> **WHAT IS NEEDED**
For the material that follows, list every line containing the word "Android".

> **EXTRACTED RECORDS**
= = = = = = =
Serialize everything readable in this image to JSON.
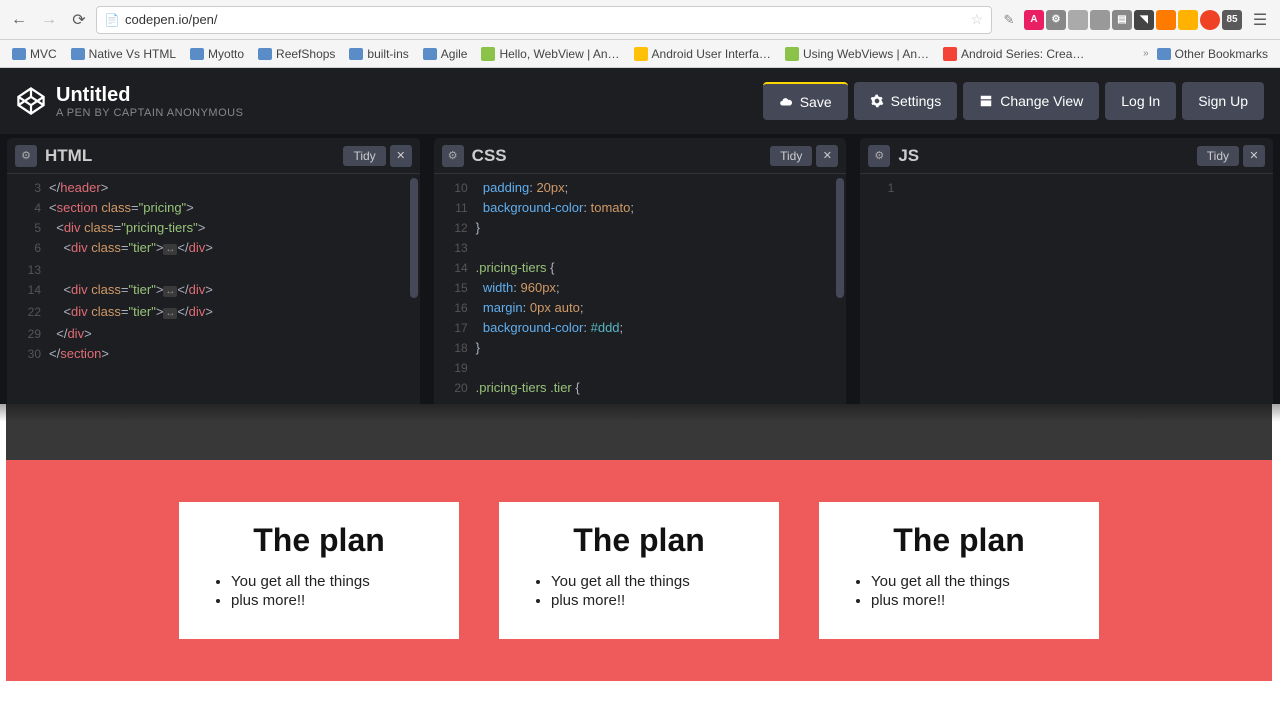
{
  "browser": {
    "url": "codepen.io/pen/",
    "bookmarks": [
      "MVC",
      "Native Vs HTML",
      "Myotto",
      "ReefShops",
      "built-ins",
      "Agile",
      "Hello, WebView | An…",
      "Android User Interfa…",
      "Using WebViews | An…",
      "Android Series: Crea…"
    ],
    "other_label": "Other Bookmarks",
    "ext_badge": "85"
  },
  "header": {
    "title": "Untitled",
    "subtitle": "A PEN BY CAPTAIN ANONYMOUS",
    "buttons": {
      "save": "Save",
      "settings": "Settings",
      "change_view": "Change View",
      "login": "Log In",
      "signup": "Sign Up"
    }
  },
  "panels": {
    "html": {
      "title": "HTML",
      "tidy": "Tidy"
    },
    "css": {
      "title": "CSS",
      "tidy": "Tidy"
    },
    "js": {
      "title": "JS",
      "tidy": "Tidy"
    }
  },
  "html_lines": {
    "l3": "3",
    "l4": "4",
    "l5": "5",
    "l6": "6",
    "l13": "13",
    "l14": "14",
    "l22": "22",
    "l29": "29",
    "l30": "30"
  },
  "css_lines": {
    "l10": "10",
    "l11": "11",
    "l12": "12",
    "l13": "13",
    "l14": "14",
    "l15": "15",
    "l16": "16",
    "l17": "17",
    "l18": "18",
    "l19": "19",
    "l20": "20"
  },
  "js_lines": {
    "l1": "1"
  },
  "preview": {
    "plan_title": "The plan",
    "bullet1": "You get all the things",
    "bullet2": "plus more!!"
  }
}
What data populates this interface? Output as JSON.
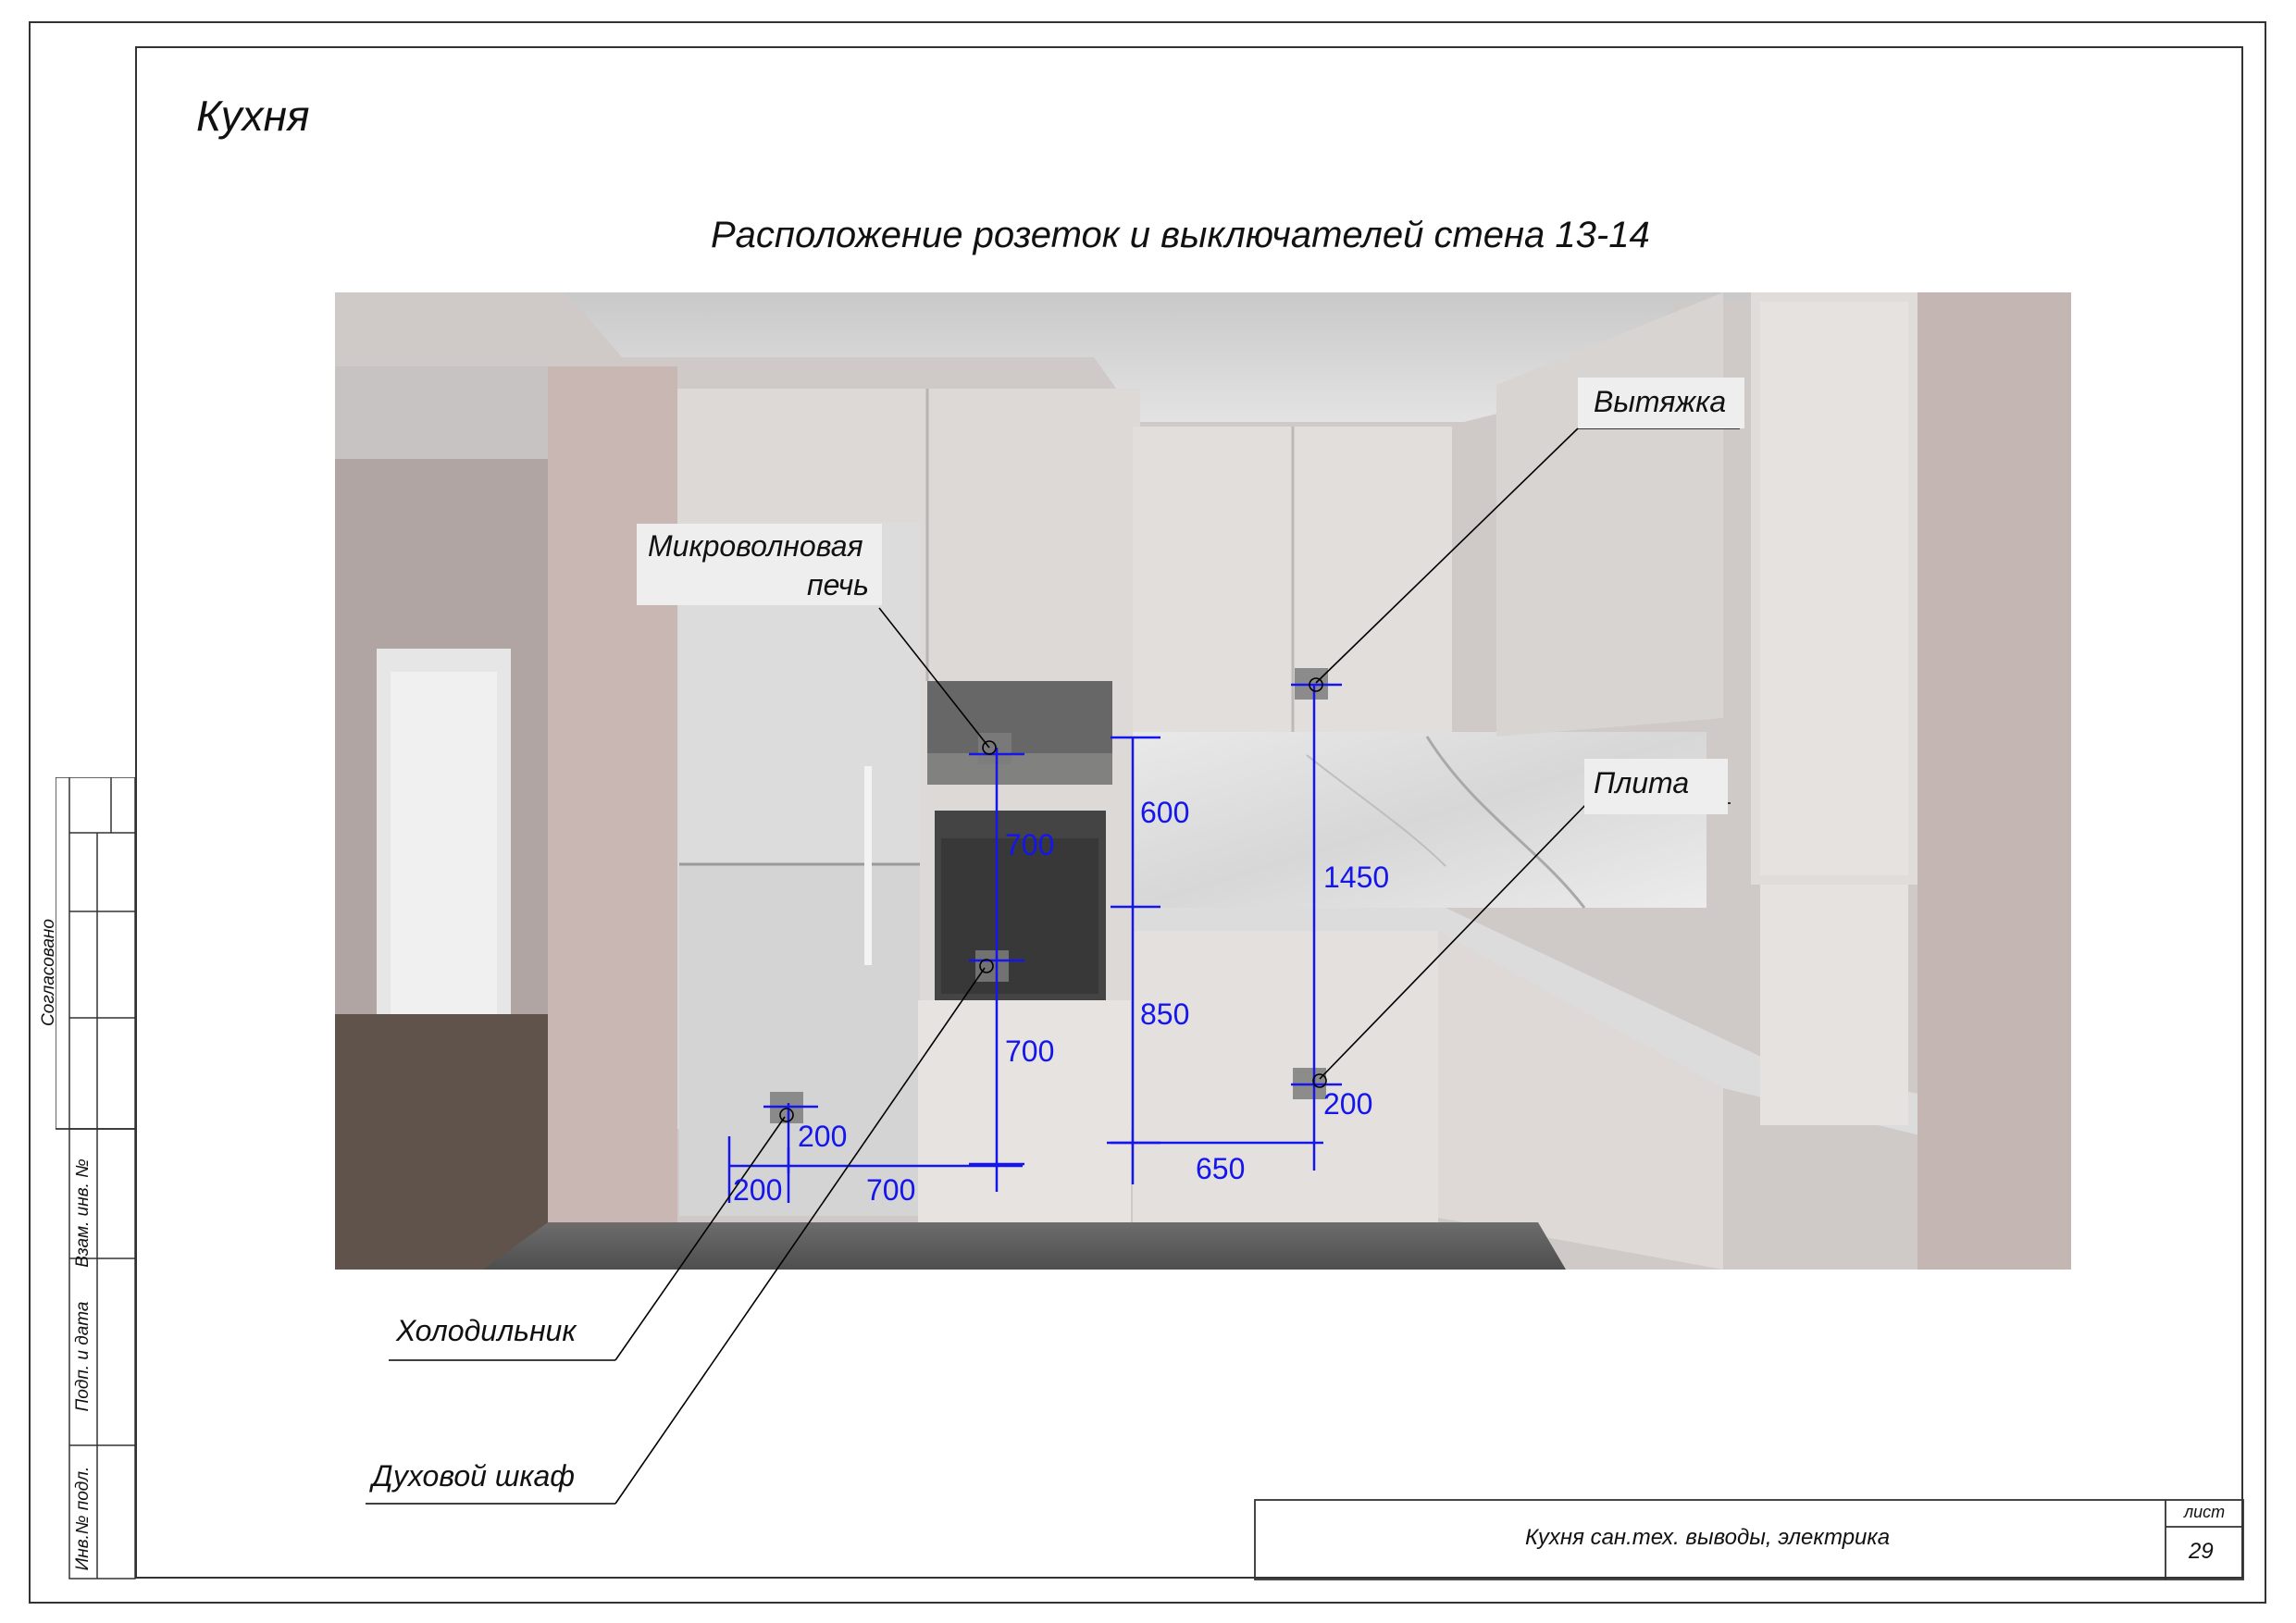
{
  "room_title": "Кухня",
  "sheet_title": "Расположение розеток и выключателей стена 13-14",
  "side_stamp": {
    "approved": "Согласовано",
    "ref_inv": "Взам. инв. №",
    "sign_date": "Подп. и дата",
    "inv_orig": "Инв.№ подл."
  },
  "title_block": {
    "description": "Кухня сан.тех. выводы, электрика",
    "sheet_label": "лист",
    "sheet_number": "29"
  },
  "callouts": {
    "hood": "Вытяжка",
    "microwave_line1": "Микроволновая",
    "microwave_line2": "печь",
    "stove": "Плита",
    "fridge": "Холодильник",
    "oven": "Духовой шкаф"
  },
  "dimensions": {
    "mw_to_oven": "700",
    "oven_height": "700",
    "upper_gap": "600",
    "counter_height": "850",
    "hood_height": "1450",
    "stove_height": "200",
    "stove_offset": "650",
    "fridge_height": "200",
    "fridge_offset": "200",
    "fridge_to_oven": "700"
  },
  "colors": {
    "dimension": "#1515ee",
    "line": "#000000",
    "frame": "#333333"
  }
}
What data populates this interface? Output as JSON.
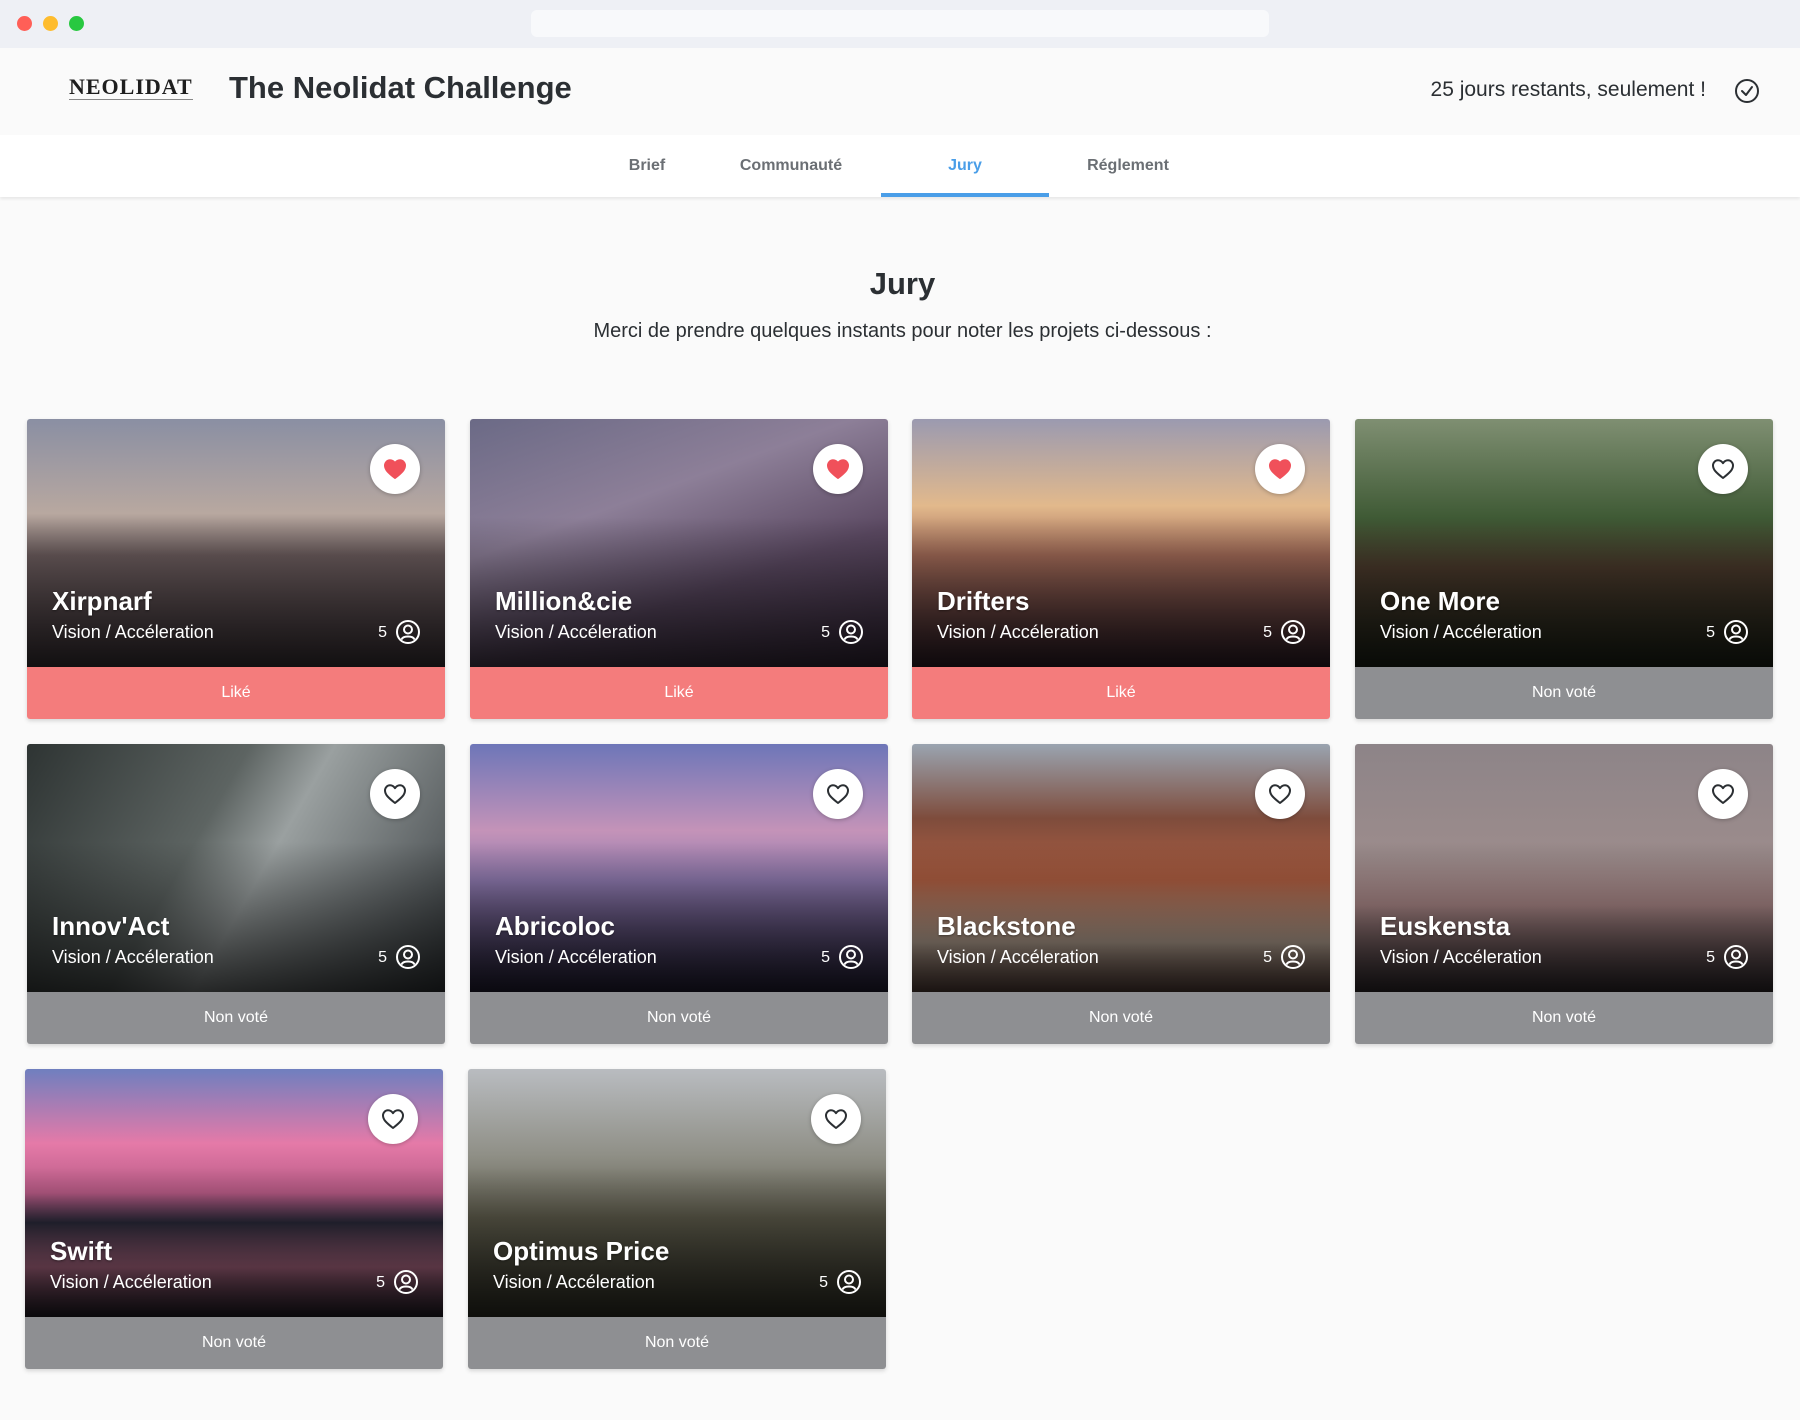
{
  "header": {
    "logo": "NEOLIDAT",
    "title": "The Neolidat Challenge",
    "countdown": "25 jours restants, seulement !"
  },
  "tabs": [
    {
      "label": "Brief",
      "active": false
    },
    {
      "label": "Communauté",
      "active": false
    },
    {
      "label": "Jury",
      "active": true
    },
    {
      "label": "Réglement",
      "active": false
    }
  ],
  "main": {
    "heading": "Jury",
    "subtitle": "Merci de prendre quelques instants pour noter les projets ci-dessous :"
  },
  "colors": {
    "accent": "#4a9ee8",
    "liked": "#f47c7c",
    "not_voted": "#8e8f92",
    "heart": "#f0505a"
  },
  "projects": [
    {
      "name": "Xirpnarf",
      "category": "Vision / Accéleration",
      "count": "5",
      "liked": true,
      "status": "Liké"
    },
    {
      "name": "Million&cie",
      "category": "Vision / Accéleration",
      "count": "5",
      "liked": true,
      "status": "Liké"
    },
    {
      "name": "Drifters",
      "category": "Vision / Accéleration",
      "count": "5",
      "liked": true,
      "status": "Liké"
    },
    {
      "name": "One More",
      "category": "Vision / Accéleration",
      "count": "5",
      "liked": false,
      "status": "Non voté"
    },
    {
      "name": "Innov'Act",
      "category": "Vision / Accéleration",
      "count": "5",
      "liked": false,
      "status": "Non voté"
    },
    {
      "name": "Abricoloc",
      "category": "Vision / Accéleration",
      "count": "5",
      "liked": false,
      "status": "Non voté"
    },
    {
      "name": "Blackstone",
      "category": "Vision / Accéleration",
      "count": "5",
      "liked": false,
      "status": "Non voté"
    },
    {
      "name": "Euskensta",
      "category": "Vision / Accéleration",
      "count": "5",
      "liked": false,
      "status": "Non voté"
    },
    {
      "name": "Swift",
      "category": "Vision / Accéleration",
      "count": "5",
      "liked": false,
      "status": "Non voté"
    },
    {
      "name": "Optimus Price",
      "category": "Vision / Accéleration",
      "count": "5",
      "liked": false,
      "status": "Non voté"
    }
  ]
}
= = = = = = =
> **SOLUTION FOR THIS EXERCISE**
      "Android User Interfa…",
      "Android Series: Crea…"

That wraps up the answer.